**EXERCISE DETAILS**
Scan the material and copy every line in which "data" appears.

**AVAILABLE RECORDS**
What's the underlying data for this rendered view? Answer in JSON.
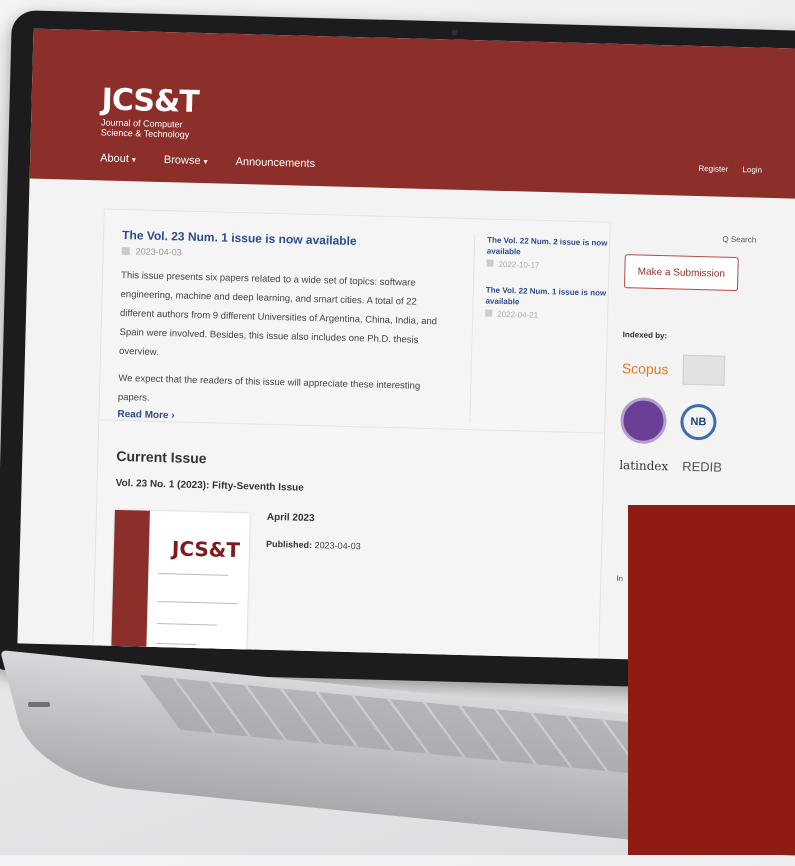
{
  "site": {
    "logo_main": "JCS&T",
    "logo_sub": "Journal of Computer Science & Technology",
    "user_nav": [
      "Register",
      "Login"
    ],
    "main_nav": [
      {
        "label": "About",
        "dropdown": true
      },
      {
        "label": "Browse",
        "dropdown": true
      },
      {
        "label": "Announcements",
        "dropdown": false
      }
    ],
    "search_label": "Q Search",
    "header_color": "#8c2f2b"
  },
  "announcement_lead": {
    "title": "The Vol. 23 Num. 1 issue is now available",
    "date": "2023-04-03",
    "body_1": "This issue presents six papers related to a wide set of topics: software engineering, machine and deep learning, and smart cities. A total of 22 different authors from 9 different Universities of Argentina, China, India, and Spain were involved. Besides, this issue also includes one Ph.D. thesis overview.",
    "body_2": "We expect that the readers of this issue will appreciate these interesting papers.",
    "read_more": "Read More ›"
  },
  "announcements": [
    {
      "title": "The Vol. 22 Num. 2 issue is now available",
      "date": "2022-10-17"
    },
    {
      "title": "The Vol. 22 Num. 1 issue is now available",
      "date": "2022-04-21"
    }
  ],
  "current_issue": {
    "heading": "Current Issue",
    "volume": "Vol. 23 No. 1 (2023): Fifty-Seventh Issue",
    "cover_logo": "JCS&T",
    "issue_date": "April 2023",
    "published_label": "Published:",
    "published_date": "2023-04-03"
  },
  "sidebar": {
    "submit_label": "Make a Submission",
    "indexed_label": "Indexed by:",
    "scopus": "Scopus",
    "nb": "NB",
    "latindex": "latindex",
    "redib": "REDIB",
    "more_label": "In"
  },
  "colors": {
    "overlay_red": "#8e1c12",
    "link_blue": "#2b4c8c"
  }
}
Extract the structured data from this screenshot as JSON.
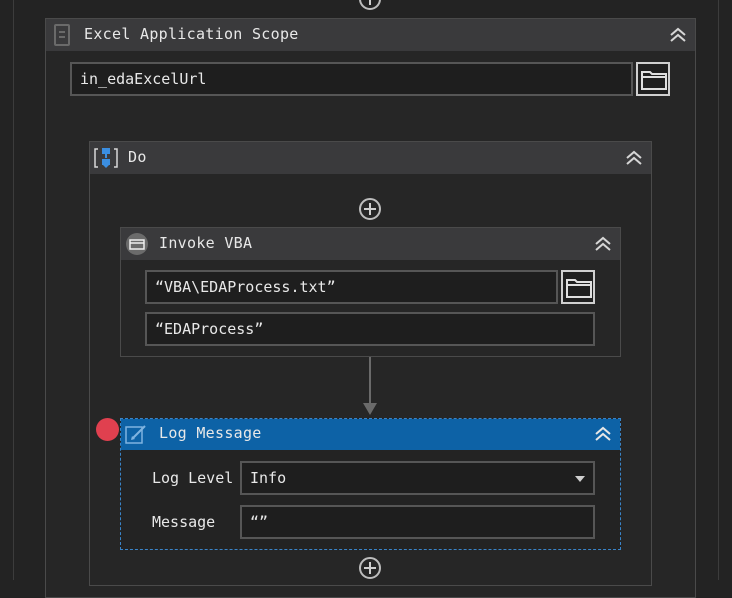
{
  "excel_scope": {
    "title": "Excel Application Scope",
    "workbook_path": "in_edaExcelUrl"
  },
  "do_sequence": {
    "title": "Do"
  },
  "invoke_vba": {
    "title": "Invoke VBA",
    "code_file_path": "“VBA\\EDAProcess.txt”",
    "entry_method": "“EDAProcess”"
  },
  "log_message": {
    "title": "Log Message",
    "log_level_label": "Log Level",
    "log_level_value": "Info",
    "message_label": "Message",
    "message_value": "“”"
  },
  "colors": {
    "selected_header": "#0d62a6",
    "breakpoint": "#e0404f"
  }
}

**SOLVED EXERCISE**
What's the underlying data for this rendered view? Answer in JSON.
Extract the structured data from this screenshot as JSON.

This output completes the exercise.